And voila! My new post now had some simple buttons that allow users a simple one click interaction with a popup window to reply to, repost, or like my post.
Naturally, through the “magic” of Brid.gy, I’m able to collect these responses via backfeed with the Webmention protocol using the Webmention Plugin for WordPress back to my own website. In simpler and less technical terms, if you use one of these buttons, your interaction with my website as posted to Twitter comes back to live on my website. Thus users can use Twitter to write a comment or reply on Twitter and it will display in my comments section just as if they had written it directly in my comments box. Likes and reposts are sent to my site and are displayed relatively naturally as facepiles under the comment headings “Likes” and “Reposts”.
I’ll do another manual example with this particular post, so feel free to use the buttons at the bottom of this post to make your response via Twitter if you wish.
Taking some of this code and abstracting into a plugin for others to use would be a nice feature. Doing this would also potentially make it available as a potential plugin in the larger IndieWeb suite of WordPress plugins. Perhaps it could be easily added into the codebase in one or another pre-existing plugins? I might think that David Shanske’s Syndication Links plugin or Bridgy Publish plugin might make sense as they’re already adding functionality for part of the publishing half of the cycle by either publishing to Twitter and/or importing the Tweet ID back into one’s WordPress site for potential display. One or the other could do a simple if/then on the existence of a syndicated Tweet, then extract the Twitter ID, and add the buttons to the interface appropriately.
It would be interesting to add full mark up to make
<indie-action> functionality possible for a broader class of web actions, particularly if it could be integrated directly into WordPress in a more interesting manner to work with the Post Kinds Plugin or the IndieWeb PressThis type of bookmarklet functionality.
Instead of having these types of interactions injected at the bottom of the post, it may make more sense to have it display in the comment block instead.
I suspect that Facebook, Instagram, and others also enable some types of functionality, so adding the ability to use them the same way would be awesome. And even more so in the case of RSVP’s to events since Brid.gy handles those relatively well between Facebook and WordPress sites. (See this example.)
Try it yourself
Go ahead and use the buttons below to interact with this post via Twitter.Syndicated copies to:
This is the transcript of my lightning talk from the beyond tellerrand Berlin pre-conference warm-up on 6 November 2017. It was a condensed version of my longer, work-in-progress and upcoming talk on privacy as a core pillar of ethical UX design. If you are interested in the final talk or know about a conference or event that might be, I’d be thrilled to hear from you.

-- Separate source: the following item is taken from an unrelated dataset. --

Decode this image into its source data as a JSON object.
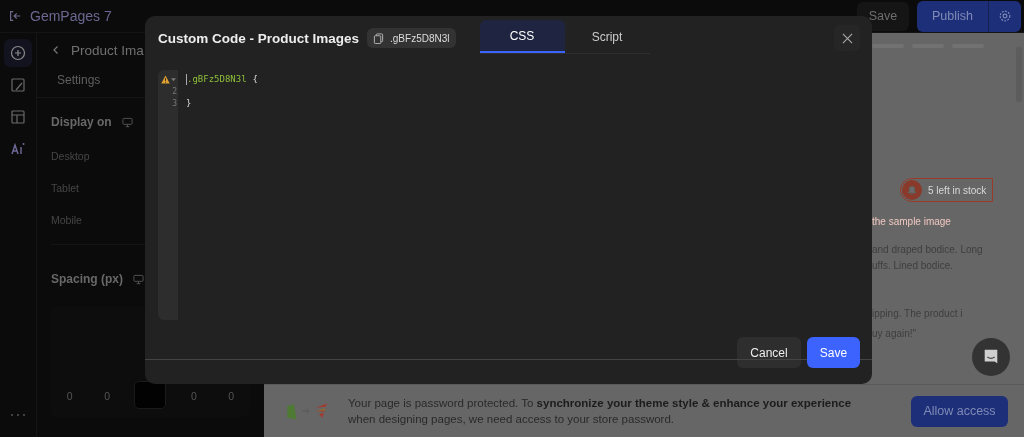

It’s sad the amount of not caring that both laws and apathy on the internet can make your life just dreadful in ways that it shouldn’t.
I love the fact that people are working on solving these seemingly mundane issues. This is a great little presentation Sebastian!Syndicated copies to: